---------- Task inputs ----------

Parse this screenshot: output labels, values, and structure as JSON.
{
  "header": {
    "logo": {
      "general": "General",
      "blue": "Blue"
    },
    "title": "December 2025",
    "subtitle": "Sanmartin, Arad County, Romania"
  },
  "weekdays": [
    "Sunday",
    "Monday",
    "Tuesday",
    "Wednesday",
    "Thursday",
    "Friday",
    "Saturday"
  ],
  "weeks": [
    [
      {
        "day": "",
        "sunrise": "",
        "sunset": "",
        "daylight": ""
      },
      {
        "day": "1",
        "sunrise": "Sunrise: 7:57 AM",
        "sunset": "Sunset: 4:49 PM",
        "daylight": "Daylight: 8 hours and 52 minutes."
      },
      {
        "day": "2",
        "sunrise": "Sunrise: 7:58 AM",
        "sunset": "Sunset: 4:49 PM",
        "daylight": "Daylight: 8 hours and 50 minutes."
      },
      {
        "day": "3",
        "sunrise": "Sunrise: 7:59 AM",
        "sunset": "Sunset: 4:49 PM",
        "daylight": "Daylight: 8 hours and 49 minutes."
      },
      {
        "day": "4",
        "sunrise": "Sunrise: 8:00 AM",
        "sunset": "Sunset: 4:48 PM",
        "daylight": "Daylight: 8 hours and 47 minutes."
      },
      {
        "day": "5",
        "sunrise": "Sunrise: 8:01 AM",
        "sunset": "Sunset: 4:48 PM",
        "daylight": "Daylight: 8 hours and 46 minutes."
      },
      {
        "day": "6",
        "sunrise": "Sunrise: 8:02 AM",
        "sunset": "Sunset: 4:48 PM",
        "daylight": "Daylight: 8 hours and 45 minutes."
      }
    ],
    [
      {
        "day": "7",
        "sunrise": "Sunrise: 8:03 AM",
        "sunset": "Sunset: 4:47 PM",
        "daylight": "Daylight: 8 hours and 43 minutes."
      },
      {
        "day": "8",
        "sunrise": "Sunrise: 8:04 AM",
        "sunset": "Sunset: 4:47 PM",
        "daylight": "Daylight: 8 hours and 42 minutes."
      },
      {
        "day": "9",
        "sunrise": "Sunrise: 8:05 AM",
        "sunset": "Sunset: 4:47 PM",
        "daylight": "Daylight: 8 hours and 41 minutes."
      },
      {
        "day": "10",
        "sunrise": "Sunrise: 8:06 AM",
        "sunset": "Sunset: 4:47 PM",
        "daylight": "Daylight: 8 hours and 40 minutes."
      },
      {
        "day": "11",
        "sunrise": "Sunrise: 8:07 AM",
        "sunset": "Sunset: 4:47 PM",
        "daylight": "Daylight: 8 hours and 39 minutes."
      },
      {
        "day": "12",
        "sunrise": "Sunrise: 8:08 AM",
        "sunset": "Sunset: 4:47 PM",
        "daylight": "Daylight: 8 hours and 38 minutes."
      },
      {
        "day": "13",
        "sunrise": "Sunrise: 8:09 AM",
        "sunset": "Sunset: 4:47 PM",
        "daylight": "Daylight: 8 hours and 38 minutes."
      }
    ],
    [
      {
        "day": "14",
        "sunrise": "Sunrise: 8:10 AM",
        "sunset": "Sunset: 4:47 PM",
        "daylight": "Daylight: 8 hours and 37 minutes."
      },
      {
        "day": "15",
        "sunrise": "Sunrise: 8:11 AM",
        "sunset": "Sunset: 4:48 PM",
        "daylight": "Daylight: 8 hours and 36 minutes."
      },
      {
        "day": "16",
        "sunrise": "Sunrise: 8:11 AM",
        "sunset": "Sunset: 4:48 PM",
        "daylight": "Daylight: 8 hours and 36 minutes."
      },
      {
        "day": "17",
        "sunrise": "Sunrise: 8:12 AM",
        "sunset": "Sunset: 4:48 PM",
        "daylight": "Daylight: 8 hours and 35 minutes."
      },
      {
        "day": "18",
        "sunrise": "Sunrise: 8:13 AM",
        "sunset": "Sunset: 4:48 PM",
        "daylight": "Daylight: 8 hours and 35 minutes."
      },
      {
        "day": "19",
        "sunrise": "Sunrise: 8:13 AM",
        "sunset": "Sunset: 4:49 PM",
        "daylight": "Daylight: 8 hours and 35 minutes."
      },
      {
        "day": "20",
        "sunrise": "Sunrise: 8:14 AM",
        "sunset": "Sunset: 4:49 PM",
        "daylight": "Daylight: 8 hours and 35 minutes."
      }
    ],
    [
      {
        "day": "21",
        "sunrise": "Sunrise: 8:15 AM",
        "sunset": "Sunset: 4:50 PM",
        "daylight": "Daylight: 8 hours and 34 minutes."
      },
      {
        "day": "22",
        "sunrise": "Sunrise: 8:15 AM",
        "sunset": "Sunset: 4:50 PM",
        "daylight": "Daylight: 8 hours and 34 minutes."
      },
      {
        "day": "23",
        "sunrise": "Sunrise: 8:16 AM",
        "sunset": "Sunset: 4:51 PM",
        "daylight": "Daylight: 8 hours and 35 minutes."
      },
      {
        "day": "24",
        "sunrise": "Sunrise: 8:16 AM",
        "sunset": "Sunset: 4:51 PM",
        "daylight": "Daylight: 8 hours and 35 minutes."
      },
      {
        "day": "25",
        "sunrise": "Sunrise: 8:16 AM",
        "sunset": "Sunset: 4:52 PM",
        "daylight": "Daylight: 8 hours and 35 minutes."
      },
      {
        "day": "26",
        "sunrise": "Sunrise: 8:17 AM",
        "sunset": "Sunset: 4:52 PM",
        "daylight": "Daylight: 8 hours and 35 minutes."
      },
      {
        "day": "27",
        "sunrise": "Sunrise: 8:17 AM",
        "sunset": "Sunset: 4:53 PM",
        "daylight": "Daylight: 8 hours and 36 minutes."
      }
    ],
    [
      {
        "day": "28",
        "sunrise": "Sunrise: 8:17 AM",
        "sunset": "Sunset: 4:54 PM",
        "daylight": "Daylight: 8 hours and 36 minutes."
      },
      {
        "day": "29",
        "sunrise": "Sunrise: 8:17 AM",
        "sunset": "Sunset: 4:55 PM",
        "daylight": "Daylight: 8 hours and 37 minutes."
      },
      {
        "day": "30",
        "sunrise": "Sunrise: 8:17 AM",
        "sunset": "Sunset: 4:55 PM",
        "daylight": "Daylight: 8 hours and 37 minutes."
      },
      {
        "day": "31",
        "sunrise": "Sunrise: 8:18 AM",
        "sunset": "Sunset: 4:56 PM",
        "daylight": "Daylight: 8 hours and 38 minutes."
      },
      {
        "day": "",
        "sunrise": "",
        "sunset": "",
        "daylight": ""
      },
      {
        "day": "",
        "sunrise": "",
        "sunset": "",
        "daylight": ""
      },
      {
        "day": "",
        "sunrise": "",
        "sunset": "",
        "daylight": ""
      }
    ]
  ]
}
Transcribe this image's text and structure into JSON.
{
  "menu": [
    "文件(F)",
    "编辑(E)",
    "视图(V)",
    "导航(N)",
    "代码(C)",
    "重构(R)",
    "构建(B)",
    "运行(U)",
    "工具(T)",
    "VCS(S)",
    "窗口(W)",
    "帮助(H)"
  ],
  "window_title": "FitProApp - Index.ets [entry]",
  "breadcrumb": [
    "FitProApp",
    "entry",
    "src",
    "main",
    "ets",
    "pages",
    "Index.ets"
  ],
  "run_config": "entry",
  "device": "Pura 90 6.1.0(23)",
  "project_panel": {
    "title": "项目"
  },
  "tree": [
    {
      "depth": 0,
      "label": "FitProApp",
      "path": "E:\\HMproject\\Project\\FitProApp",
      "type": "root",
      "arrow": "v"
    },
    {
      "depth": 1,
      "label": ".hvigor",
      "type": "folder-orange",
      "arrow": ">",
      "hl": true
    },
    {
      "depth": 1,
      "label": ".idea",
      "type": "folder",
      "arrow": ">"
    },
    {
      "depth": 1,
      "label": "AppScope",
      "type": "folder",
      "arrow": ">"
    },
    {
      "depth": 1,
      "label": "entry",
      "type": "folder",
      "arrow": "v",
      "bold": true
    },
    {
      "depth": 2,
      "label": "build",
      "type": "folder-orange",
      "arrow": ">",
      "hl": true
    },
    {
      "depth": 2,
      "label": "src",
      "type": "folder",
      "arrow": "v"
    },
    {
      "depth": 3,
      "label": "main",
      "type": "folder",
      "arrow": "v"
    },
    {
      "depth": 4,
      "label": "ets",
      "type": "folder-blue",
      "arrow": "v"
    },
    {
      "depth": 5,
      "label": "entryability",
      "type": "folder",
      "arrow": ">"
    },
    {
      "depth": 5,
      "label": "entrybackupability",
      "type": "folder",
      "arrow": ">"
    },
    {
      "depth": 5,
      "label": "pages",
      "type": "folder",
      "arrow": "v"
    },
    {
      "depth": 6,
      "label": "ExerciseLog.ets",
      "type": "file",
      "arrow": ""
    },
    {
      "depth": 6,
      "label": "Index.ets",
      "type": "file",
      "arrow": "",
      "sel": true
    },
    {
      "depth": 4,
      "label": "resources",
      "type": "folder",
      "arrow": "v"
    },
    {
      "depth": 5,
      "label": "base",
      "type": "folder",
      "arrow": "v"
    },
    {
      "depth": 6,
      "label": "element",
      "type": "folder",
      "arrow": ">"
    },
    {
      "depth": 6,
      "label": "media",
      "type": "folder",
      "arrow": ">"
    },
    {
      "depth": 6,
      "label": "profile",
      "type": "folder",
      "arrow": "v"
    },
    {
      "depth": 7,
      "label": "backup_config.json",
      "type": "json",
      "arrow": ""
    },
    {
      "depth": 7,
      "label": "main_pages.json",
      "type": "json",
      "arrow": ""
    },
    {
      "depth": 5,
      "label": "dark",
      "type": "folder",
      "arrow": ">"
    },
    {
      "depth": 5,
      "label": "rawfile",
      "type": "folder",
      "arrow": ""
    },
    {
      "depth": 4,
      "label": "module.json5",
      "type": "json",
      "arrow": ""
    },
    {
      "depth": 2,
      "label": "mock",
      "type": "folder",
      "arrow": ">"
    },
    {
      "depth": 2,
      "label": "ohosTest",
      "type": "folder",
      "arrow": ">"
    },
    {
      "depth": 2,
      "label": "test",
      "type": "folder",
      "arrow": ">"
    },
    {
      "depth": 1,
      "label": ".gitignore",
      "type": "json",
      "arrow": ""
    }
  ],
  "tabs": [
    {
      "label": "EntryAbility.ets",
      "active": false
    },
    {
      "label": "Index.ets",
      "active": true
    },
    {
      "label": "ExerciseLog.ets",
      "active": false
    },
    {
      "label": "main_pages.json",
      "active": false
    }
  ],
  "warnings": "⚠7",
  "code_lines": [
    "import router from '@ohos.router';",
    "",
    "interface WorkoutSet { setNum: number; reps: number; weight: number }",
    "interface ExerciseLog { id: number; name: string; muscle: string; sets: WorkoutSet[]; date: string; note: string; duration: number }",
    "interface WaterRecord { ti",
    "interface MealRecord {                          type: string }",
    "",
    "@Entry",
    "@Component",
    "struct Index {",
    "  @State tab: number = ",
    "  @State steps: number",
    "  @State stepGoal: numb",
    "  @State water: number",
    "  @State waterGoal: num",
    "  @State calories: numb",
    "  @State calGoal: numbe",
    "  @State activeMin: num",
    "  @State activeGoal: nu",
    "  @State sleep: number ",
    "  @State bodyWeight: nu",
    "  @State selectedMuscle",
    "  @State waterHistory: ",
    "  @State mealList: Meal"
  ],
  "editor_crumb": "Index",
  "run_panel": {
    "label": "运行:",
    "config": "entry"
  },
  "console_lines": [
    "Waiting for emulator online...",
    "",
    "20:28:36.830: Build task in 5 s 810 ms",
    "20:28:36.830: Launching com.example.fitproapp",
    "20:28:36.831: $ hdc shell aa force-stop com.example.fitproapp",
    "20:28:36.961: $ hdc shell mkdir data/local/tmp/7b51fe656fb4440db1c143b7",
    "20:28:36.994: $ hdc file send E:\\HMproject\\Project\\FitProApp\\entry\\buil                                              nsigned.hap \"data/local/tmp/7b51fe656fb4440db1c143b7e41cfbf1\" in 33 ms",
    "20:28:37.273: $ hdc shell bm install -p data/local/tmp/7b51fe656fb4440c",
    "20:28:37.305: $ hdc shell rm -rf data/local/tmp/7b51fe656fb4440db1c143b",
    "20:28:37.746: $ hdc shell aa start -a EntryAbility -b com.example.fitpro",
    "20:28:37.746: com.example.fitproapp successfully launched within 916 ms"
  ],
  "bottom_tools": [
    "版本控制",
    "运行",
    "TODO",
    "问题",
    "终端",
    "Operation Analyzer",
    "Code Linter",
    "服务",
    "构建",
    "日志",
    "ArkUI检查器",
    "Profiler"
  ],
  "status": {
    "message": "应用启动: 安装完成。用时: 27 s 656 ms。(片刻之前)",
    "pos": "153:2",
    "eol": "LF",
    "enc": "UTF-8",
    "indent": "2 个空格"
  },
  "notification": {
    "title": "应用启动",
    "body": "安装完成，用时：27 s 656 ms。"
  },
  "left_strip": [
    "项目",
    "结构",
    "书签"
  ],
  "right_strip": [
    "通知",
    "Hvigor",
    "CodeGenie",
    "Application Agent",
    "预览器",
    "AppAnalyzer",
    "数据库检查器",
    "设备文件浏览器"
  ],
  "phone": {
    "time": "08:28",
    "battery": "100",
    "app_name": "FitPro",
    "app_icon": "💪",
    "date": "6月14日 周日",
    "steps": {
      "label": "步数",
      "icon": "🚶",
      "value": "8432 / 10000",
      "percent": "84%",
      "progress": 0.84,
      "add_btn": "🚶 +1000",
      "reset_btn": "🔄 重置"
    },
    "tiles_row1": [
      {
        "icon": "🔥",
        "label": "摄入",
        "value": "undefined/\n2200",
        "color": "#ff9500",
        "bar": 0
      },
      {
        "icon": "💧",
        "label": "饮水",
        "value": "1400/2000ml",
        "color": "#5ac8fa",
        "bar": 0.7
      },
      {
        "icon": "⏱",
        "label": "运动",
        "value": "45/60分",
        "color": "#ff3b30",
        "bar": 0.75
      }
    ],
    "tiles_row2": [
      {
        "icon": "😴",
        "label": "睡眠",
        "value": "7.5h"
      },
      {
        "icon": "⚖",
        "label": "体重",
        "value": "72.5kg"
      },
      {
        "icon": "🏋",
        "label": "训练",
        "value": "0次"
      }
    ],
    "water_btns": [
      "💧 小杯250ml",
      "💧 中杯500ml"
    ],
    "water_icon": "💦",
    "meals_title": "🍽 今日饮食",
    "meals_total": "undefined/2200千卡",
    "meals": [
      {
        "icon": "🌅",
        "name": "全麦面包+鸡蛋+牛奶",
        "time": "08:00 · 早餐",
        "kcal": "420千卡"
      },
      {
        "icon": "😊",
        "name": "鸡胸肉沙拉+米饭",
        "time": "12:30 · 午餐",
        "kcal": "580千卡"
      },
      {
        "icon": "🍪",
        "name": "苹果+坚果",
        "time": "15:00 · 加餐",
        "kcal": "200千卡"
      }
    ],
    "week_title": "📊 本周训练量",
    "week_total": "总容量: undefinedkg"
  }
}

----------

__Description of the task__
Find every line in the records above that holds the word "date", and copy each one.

__Written answer__
    "interface ExerciseLog { id: number; name: string; muscle: string; sets: WorkoutSet[]; date: string; note: string; duration: number }",
    "date": "6月14日 周日",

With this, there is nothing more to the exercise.